*WHAT TO PRODUCE*. Once the pictures are set aside, reproduce the entries below exactly.

*Extracted data entries*.
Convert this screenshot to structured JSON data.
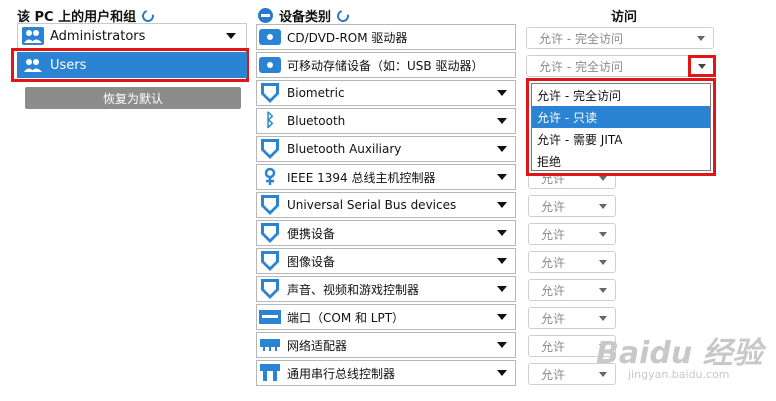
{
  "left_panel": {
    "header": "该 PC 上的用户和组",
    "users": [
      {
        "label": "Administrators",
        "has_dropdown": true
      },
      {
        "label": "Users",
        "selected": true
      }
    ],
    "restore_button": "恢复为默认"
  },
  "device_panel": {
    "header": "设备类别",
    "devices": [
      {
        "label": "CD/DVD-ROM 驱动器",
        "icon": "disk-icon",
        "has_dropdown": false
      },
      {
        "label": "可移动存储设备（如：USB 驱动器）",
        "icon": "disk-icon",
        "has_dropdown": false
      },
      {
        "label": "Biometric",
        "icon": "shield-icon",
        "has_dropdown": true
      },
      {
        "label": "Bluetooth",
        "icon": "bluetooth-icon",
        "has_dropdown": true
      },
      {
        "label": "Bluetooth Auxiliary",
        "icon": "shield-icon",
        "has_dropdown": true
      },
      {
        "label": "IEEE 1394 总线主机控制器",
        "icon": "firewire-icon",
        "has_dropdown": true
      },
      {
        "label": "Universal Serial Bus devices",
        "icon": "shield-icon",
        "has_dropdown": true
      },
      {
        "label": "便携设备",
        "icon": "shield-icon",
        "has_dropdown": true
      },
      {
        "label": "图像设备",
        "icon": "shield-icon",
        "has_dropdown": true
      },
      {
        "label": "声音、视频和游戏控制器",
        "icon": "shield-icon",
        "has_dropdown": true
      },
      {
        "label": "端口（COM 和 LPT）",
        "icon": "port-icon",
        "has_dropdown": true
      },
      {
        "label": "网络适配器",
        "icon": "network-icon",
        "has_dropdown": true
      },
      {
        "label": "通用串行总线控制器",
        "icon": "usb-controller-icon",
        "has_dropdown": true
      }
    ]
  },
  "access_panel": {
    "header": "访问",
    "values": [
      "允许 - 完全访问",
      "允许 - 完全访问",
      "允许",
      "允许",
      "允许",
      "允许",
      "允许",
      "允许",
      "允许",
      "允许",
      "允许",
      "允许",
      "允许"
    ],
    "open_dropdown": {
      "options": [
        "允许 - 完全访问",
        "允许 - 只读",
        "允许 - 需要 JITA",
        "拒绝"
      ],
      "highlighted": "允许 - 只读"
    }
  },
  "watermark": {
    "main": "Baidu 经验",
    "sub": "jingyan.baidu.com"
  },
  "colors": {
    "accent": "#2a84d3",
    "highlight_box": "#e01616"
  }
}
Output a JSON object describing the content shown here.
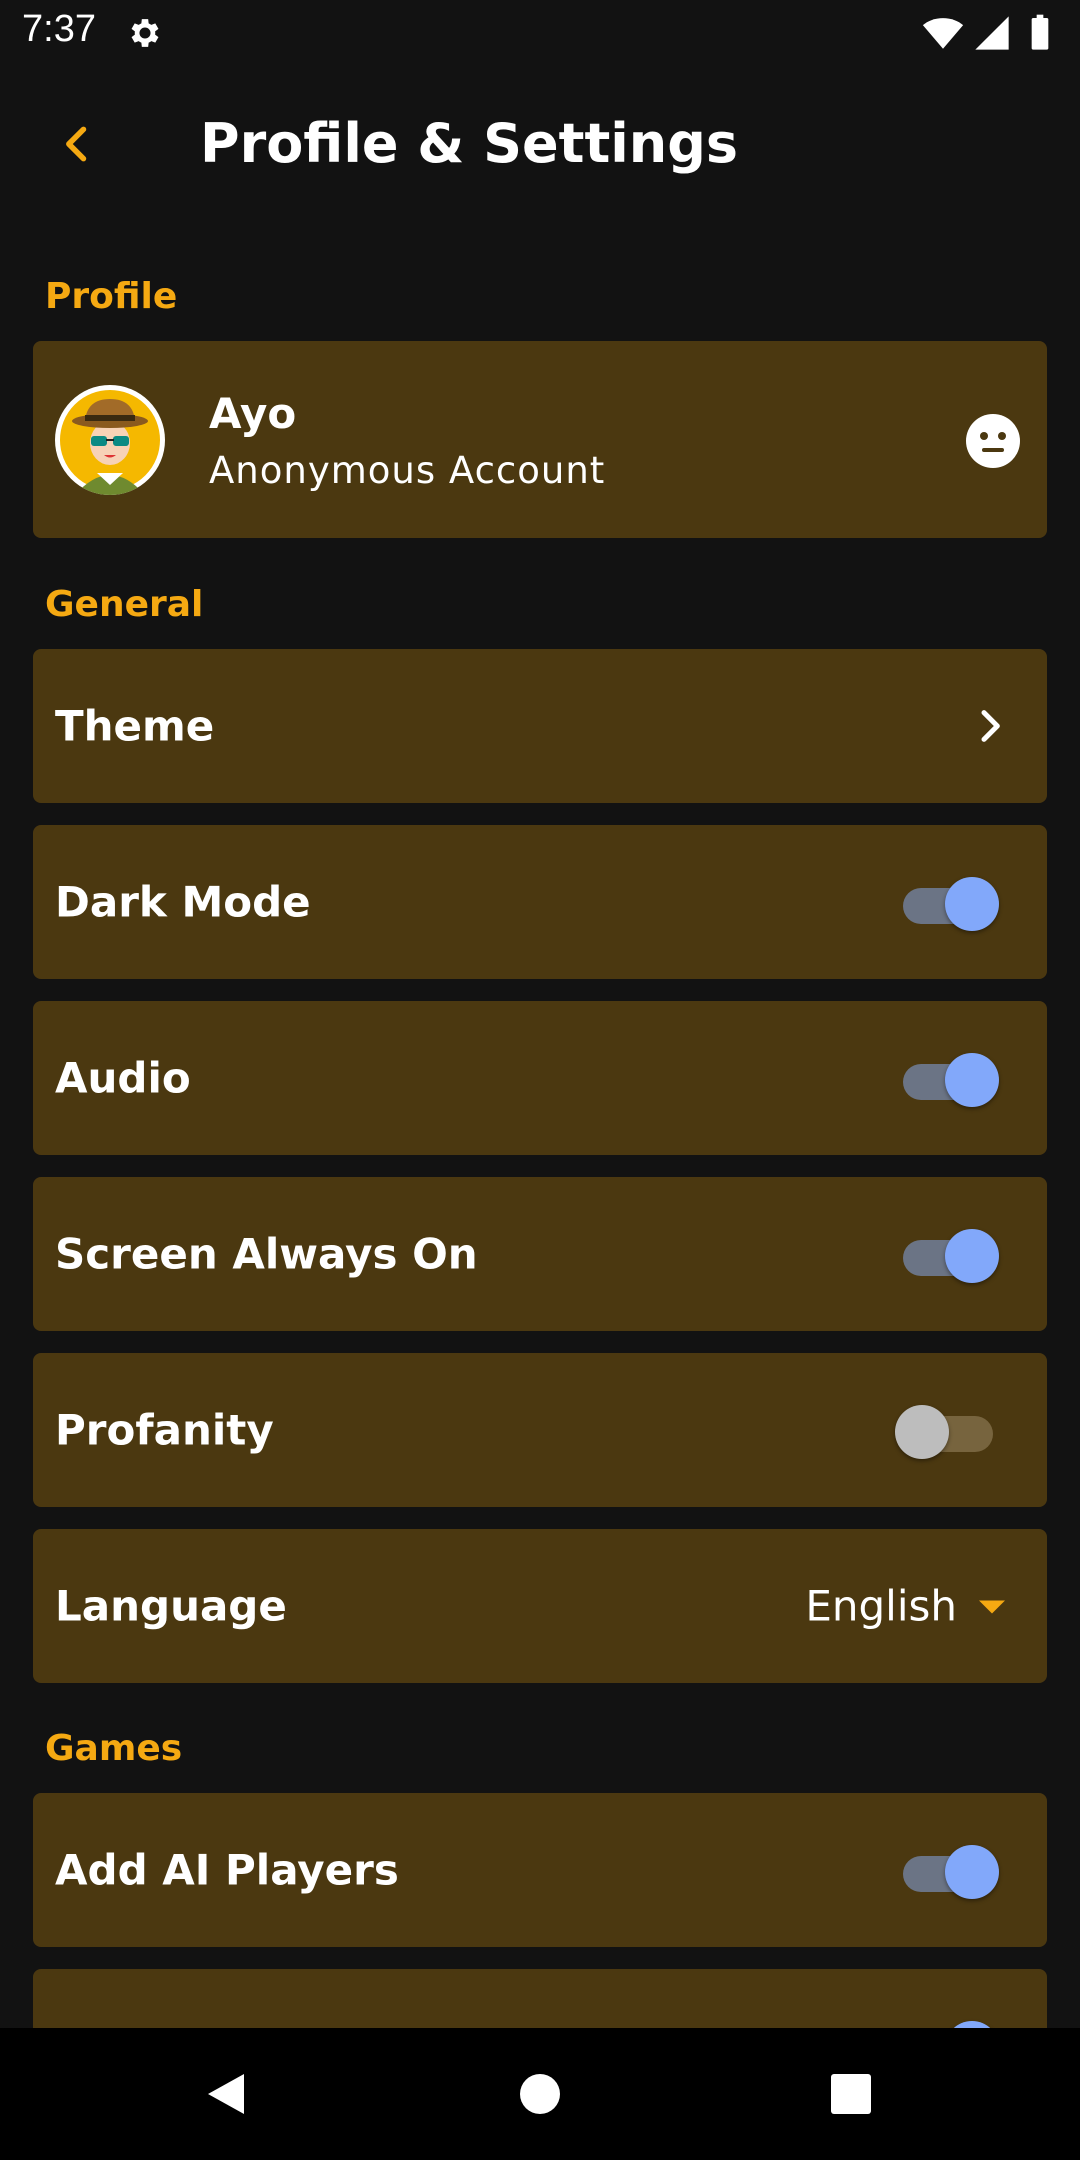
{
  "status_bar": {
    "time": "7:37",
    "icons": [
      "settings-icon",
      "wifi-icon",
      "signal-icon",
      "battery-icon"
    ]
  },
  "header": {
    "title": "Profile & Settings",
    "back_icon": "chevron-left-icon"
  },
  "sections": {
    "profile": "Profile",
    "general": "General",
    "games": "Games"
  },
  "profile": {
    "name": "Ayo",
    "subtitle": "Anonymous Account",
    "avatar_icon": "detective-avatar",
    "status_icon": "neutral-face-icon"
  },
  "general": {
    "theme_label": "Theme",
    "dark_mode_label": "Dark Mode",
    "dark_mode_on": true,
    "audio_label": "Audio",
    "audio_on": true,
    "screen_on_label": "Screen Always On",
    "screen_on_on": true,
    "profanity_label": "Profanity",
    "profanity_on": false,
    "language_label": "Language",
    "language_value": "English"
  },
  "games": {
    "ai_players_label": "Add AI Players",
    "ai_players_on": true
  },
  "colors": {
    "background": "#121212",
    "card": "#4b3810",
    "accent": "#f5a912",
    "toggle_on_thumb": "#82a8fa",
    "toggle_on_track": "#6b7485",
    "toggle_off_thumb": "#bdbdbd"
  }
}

*ANSWER TO THIS EXERCISE*.
Convert this screenshot to structured JSON data.
{
  "left_panel": {
    "header": "该 PC 上的用户和组",
    "users": [
      {
        "label": "Administrators",
        "has_dropdown": true
      },
      {
        "label": "Users",
        "selected": true
      }
    ],
    "restore_button": "恢复为默认"
  },
  "device_panel": {
    "header": "设备类别",
    "devices": [
      {
        "label": "CD/DVD-ROM 驱动器",
        "icon": "disk-icon",
        "has_dropdown": false
      },
      {
        "label": "可移动存储设备（如：USB 驱动器）",
        "icon": "disk-icon",
        "has_dropdown": false
      },
      {
        "label": "Biometric",
        "icon": "shield-icon",
        "has_dropdown": true
      },
      {
        "label": "Bluetooth",
        "icon": "bluetooth-icon",
        "has_dropdown": true
      },
      {
        "label": "Bluetooth Auxiliary",
        "icon": "shield-icon",
        "has_dropdown": true
      },
      {
        "label": "IEEE 1394 总线主机控制器",
        "icon": "firewire-icon",
        "has_dropdown": true
      },
      {
        "label": "Universal Serial Bus devices",
        "icon": "shield-icon",
        "has_dropdown": true
      },
      {
        "label": "便携设备",
        "icon": "shield-icon",
        "has_dropdown": true
      },
      {
        "label": "图像设备",
        "icon": "shield-icon",
        "has_dropdown": true
      },
      {
        "label": "声音、视频和游戏控制器",
        "icon": "shield-icon",
        "has_dropdown": true
      },
      {
        "label": "端口（COM 和 LPT）",
        "icon": "port-icon",
        "has_dropdown": true
      },
      {
        "label": "网络适配器",
        "icon": "network-icon",
        "has_dropdown": true
      },
      {
        "label": "通用串行总线控制器",
        "icon": "usb-controller-icon",
        "has_dropdown": true
      }
    ]
  },
  "access_panel": {
    "header": "访问",
    "values": [
      "允许 - 完全访问",
      "允许 - 完全访问",
      "允许",
      "允许",
      "允许",
      "允许",
      "允许",
      "允许",
      "允许",
      "允许",
      "允许",
      "允许",
      "允许"
    ],
    "open_dropdown": {
      "options": [
        "允许 - 完全访问",
        "允许 - 只读",
        "允许 - 需要 JITA",
        "拒绝"
      ],
      "highlighted": "允许 - 只读"
    }
  },
  "watermark": {
    "main": "Baidu 经验",
    "sub": "jingyan.baidu.com"
  },
  "colors": {
    "accent": "#2a84d3",
    "highlight_box": "#e01616"
  }
}
Output a JSON object describing the content shown here.
{
  "status_bar": {
    "time": "7:37",
    "icons": [
      "settings-icon",
      "wifi-icon",
      "signal-icon",
      "battery-icon"
    ]
  },
  "header": {
    "title": "Profile & Settings",
    "back_icon": "chevron-left-icon"
  },
  "sections": {
    "profile": "Profile",
    "general": "General",
    "games": "Games"
  },
  "profile": {
    "name": "Ayo",
    "subtitle": "Anonymous Account",
    "avatar_icon": "detective-avatar",
    "status_icon": "neutral-face-icon"
  },
  "general": {
    "theme_label": "Theme",
    "dark_mode_label": "Dark Mode",
    "dark_mode_on": true,
    "audio_label": "Audio",
    "audio_on": true,
    "screen_on_label": "Screen Always On",
    "screen_on_on": true,
    "profanity_label": "Profanity",
    "profanity_on": false,
    "language_label": "Language",
    "language_value": "English"
  },
  "games": {
    "ai_players_label": "Add AI Players",
    "ai_players_on": true
  },
  "colors": {
    "background": "#121212",
    "card": "#4b3810",
    "accent": "#f5a912",
    "toggle_on_thumb": "#82a8fa",
    "toggle_on_track": "#6b7485",
    "toggle_off_thumb": "#bdbdbd"
  }
}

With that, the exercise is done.